The Jerusalem Post
Why Israel went to Surfside
Awakening the woke culture
Although Israel’s quick-response medical team in Surfside, Florida, was generally well-received, there were some notable naysayers. Some of them were simply garden-variety antisemites and anti-Zionists (nowadays virtually the same). But even more prominent critics of Israel often betray their basic ignorance of hessed, the core Jewish concept of grace, benevolence and compassion.
Among the lesser-known detractors was Rafael Shimunov, a longtime political activist from Queens, New York, who tweeted that Israel’s “expertise is crushing buildings with people in them, not rescuing them.” The suggestion was that the IDF’s efforts in Miami were little more than reflections of governmental propaganda and hypocrisy. Palestinian-American political activist Linda Sarsour responded with a gleeful, thumbs-up emoji.

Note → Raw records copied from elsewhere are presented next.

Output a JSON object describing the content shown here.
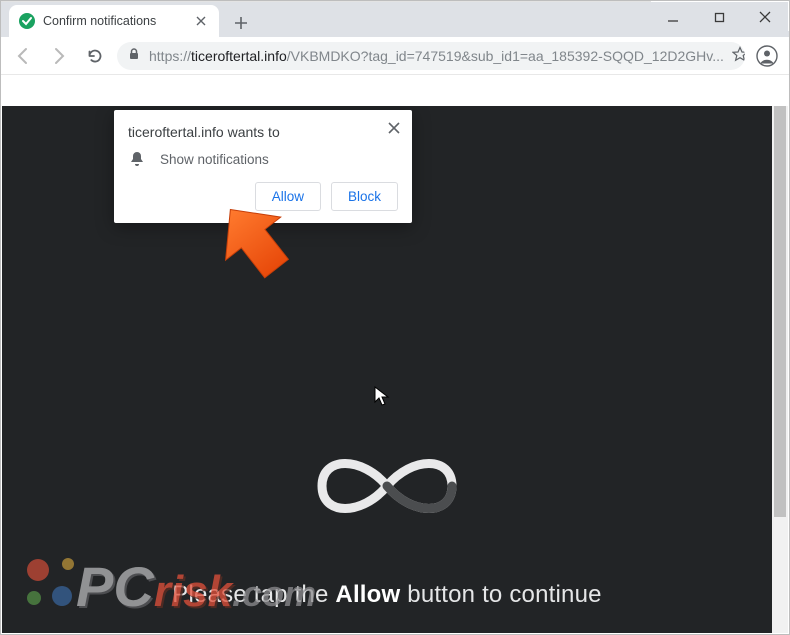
{
  "window": {
    "tab_title": "Confirm notifications",
    "minimize_icon": "minimize-icon",
    "maximize_icon": "maximize-icon",
    "close_icon": "close-icon"
  },
  "omnibox": {
    "scheme": "https://",
    "host": "ticeroftertal.info",
    "path": "/VKBMDKO?tag_id=747519&sub_id1=aa_185392-SQQD_12D2GHv..."
  },
  "notification": {
    "title": "ticeroftertal.info wants to",
    "perm_label": "Show notifications",
    "allow_label": "Allow",
    "block_label": "Block"
  },
  "page": {
    "msg_before": "Please tap the ",
    "msg_bold": "Allow",
    "msg_after": " button to continue"
  },
  "watermark": {
    "p": "P",
    "c": "C",
    "risk": "risk",
    "com": ".com"
  },
  "colors": {
    "accent_orange": "#ff5c1a",
    "link_blue": "#1a73e8",
    "dark_bg": "#222426"
  }
}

Eric Garland, a self-styled “nice intellectual combatant” whose Twitter page has over a quarter-million followers, likewise questioned why, “given the presence of Israeli Defense Forces in this mess, [the] building was demolished in such a rush.”
A perennial criticism is that the Jewish state promotes and glorifies its inclusive social policies in order to distract people from its oppression of the Palestinians. Similarly, Israelis who work to protect the environment are ridiculed as “greenwashing”; those who celebrate Israeli cuisine, of “dishwashing.”
The implication, in other words, is that Israelis always have an ulterior motive.
This is little more than a subtle form of group defamation. To infer that Israel went to Surfside only because of that community’s substantial Jewish population ignores the tiny state’s similar rescue teams sent to places like Ghana, Kenya and Mexico City. Israel takes seriously the idea that it should be a light unto the nations, forever engaged in tikkun olam (“repairing he world”).
It responds immediately to emergencies around the world not because the victims are Jewish, but because they are human.
Its history in this regard is hardly a new phenomenon. In 1953, when an earthquake in Greece took more than 1,000 lives, Israel Navy ships were on the scene to provide medical treatment to survivors. In 1985, an even more devastating earthquake in Mexico City that claimed 10,000 lives was met with an IDF delegation of search-and-rescue teams.
In 1994, after a terrorist attack on the Jewish Community Center in Buenos Aires that cost 85 lives, the IDF was there almost immediately, as it was in Nairobi, Kenya, in 1998 after a car bomb exploded near the US Embassy, where teams were able to rescue three people buried beneath the debris.
In 2005, following Hurricane Katrina’s devastation of New Orleans, Israel sent 80 tons of humanitarian supplies. In 2006 and 2012, the country responded to building collapses in Kenya and Ghana. In 2017, it helped rescue earthquake victims in Mexico City.
But for Israel’s perpetual critics, these expressions of hessed go virtually ignored.
Not so, however, in Surfside, where in the early morning of June 24, a 12-story beachfront condominium suddenly disintegrated. By Friday, an Israeli task force was on site, sifting through layers of rubble in 12-hour shifts.
The IDF’s National Search and Rescue Unit, along with members of the Psychotrauma and Crisis Response Unit of United Hatzalah, arrived Sunday
morning. With them were volunteers from ZAKA, the Israeli emergency-response organization that specializes in gathering body parts for Jewish burial. It was known that many Jewish residents, including 20 Israelis, were among the missing. As a result of these efforts, the recovery of bodies was much faster than would have otherwise been possible.
Their presence was greatly appreciated and acknowledged
by the people of Surfside, who lined the streets to give the Israeli rescue team warm embraces and rousing waves of applause as the IDF left for home, having demonstrated once again that kindness is always in season.